Buying a rental

My wife and I are looking to a but a house pretty soon, and would like something that has tenants already in it. We want to be able to have the house payments covered while we finish out our apartment lease, and possibly flip it sometime next year.

I know lenders give you a higher rate and make you put money down for an investment property, but has anyone used a work- around this so you can go with a lower rate on the home? We’re talking almost a 2% spread in interest which is why I’m concerned.

There is no workaround other than try shopping for lower rates. Trying to beat the system and saying its owner occ may work but its also mortgage fraud. You need to find a deal that cashflows even with the higher interest rate.

Non owner occupied properties are typically about 3/8 to a half point higher than a regular loan. They usually require a 25% down payment, but if you just do 20% or less, of course the rate is going to be higher.

If it’s your first property, then the banks would believe you if you said it was going to be owner occupied. Although this could be classified as mortgage fraud, the banks would have to prove that you never intended to live in it. The key is that you can always intend to move in, but if you later changed your mind for some reason, I’m not sure they can say that it’s fraud.

Anyway, we need more information to help. First buying something that you plan to flip in a year is a bad idea in general unless there’s special circumstances in your area. The house probably needs to appreciate by 10% in order for you to break even. That 10% includes the seller’s commission, and closing costs from two closings, plus taxes and other expenses. Maybe more like 8-9% because you don’t have moving costs when it’s a rental. Is your market headed up or down? Most areas of the country are still down although there’s signs that certain areas are headed back up again.

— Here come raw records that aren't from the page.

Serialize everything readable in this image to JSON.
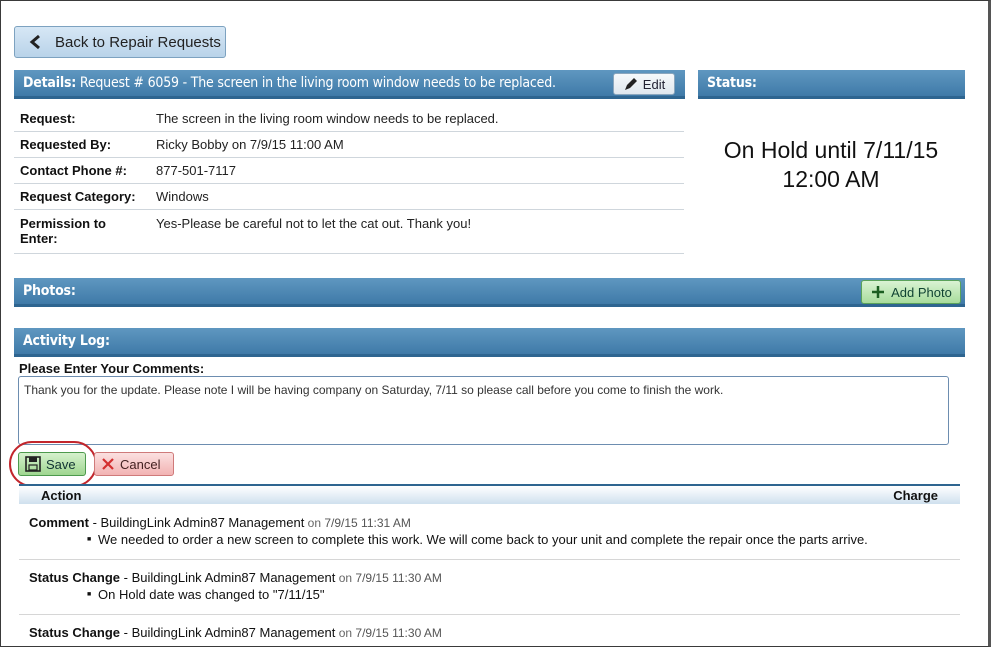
{
  "nav": {
    "back_label": "Back to Repair Requests"
  },
  "details": {
    "header_label": "Details:",
    "header_title": "Request # 6059 - The screen in the living room window needs to be replaced.",
    "edit_label": "Edit",
    "rows": [
      {
        "label": "Request:",
        "value": "The screen in the living room window needs to be replaced."
      },
      {
        "label": "Requested By:",
        "value": "Ricky Bobby on 7/9/15 11:00 AM"
      },
      {
        "label": "Contact Phone #:",
        "value": "877-501-7117"
      },
      {
        "label": "Request Category:",
        "value": "Windows"
      },
      {
        "label": "Permission to Enter:",
        "value": "Yes-Please be careful not to let the cat out. Thank you!"
      }
    ]
  },
  "status": {
    "header_label": "Status:",
    "line1": "On Hold until 7/11/15",
    "line2": "12:00 AM"
  },
  "photos": {
    "header_label": "Photos:",
    "add_label": "Add Photo"
  },
  "activity": {
    "header_label": "Activity Log:",
    "comments_label": "Please Enter Your Comments:",
    "comment_value": "Thank you for the update. Please note I will be having company on Saturday, 7/11 so please call before you come to finish the work.",
    "save_label": "Save",
    "cancel_label": "Cancel",
    "col_action": "Action",
    "col_charge": "Charge",
    "entries": [
      {
        "type": "Comment",
        "sep": " - ",
        "by": "BuildingLink Admin87 Management",
        "on": " on ",
        "when": "7/9/15 11:31 AM",
        "detail": "We needed to order a new screen to complete this work. We will come back to your unit and complete the repair once the parts arrive."
      },
      {
        "type": "Status Change",
        "sep": " - ",
        "by": "BuildingLink Admin87 Management",
        "on": " on ",
        "when": "7/9/15 11:30 AM",
        "detail": "On Hold date was changed to \"7/11/15\""
      },
      {
        "type": "Status Change",
        "sep": " - ",
        "by": "BuildingLink Admin87 Management",
        "on": " on ",
        "when": "7/9/15 11:30 AM"
      }
    ]
  },
  "colors": {
    "bar_blue": "#4a84b0",
    "save_green": "#9fd690",
    "cancel_red": "#f2b3b3",
    "highlight_ring": "#c2262c"
  }
}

the first step to a successful REI experience is to buy your own home.

at closing you will be asked to signed a very specific stating that you intent to occupy the property as your primary residence. To do otherwise is mortgage fraud.

I’m not trying to rip anyone off, I was just curious from the standpoint of my wife and I buying the house, then a few months down the road find a really nice property we’d rather live in, buy it, and put the other one up for rent. Nothing intentional, but I don’t want to get burned if we do end up taking a route like that.

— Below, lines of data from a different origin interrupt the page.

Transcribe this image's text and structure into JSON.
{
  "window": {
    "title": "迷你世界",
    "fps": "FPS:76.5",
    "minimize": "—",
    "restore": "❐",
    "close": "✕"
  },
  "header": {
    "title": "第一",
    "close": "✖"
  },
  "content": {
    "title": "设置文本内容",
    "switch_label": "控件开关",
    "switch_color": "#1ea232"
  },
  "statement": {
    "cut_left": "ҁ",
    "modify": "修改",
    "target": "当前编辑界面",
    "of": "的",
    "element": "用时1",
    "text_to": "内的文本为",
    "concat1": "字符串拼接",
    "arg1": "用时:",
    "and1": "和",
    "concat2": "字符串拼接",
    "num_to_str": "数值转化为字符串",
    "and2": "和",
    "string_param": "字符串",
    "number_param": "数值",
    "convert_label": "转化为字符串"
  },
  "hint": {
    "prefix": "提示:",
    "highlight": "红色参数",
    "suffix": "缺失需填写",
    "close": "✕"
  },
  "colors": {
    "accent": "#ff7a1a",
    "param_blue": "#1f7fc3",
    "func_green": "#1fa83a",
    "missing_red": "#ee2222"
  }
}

There may also be an insurance liability issue involved if you buy it with the intent on living in it yourself vs. renting it out. Not sure, but if the place burned down, you may not have the correct coverage to get a claim processed. Just guessing here.

I guess as long as you occupied the property after closing, you’re probably all set. I think the bank expects you to occupy the property for a year, but I don’t think they can do anything at all if you decide to move before that, especially if you occupied it at some point.

As for the insurance policy, you would probably have to get a fire and dwelling policy which is actually more expensive than a homeowners policy yet has less coverage because the tenant’s belongings aren’t covered. You would just get that when you convert it to a rental.


Don’t be shortsighted here. Buying then selling in less than a year means that you will not have that much appreciation in the property when you sell. If fact, you will be giving away all of your potential profit in sales commissions.

Even if you do wind up with some money in your pocket, your small profit will be taxed at your ordinary income tax bracket. Why bother if you are not going to make money on your deal.

Buying with a tenant in place, means you have to honor the existing lease, by law. You can not evict just because your current lease is up and you want to move into the property. You can always pay your tenant to move if lease expiration does not happen on your timetable, but this is just more money out of your pocket.

If this is to be your primary residence, then plan on staying in the property at least two years. After two years, your sale profit up to $250K per taxpayer is tax free. After two years, 5% annual property appreciation will exceed the selling costs, giving you a high probability of making a profit.

If you have the time and energy, consider buying a rehab property to live in as your primary residence. Rehabs are sold at a discount to FMV, so you should have some equity in the property going in. You do the rehab while you are living there and just increase your equity with your own sweat and labor. Now if you sell after two years, not only is the first $250K of your profit per taxpayer tax free, but your equity has increased exponentially.

After two or three primary residence rehabs over six years or so, you may have so much tax free money in your pocket that we can call you wealthy.

Thanks for the advice Dave T. We are looking at different options and we found a lot of good deals with tenants living in but were concerned with tenant’s rights and dealing with that. We want a residence to live in, don’t get me wrong. We thought primary residence first, then find a rehab.

As far as sales commissions, we’re not planning on flipping a property quite yet, but we are interested in acquiring rental properties. Thus, the questions I had earlier. I really appreciate everyone’s input by the way. It’s a big help reading this forum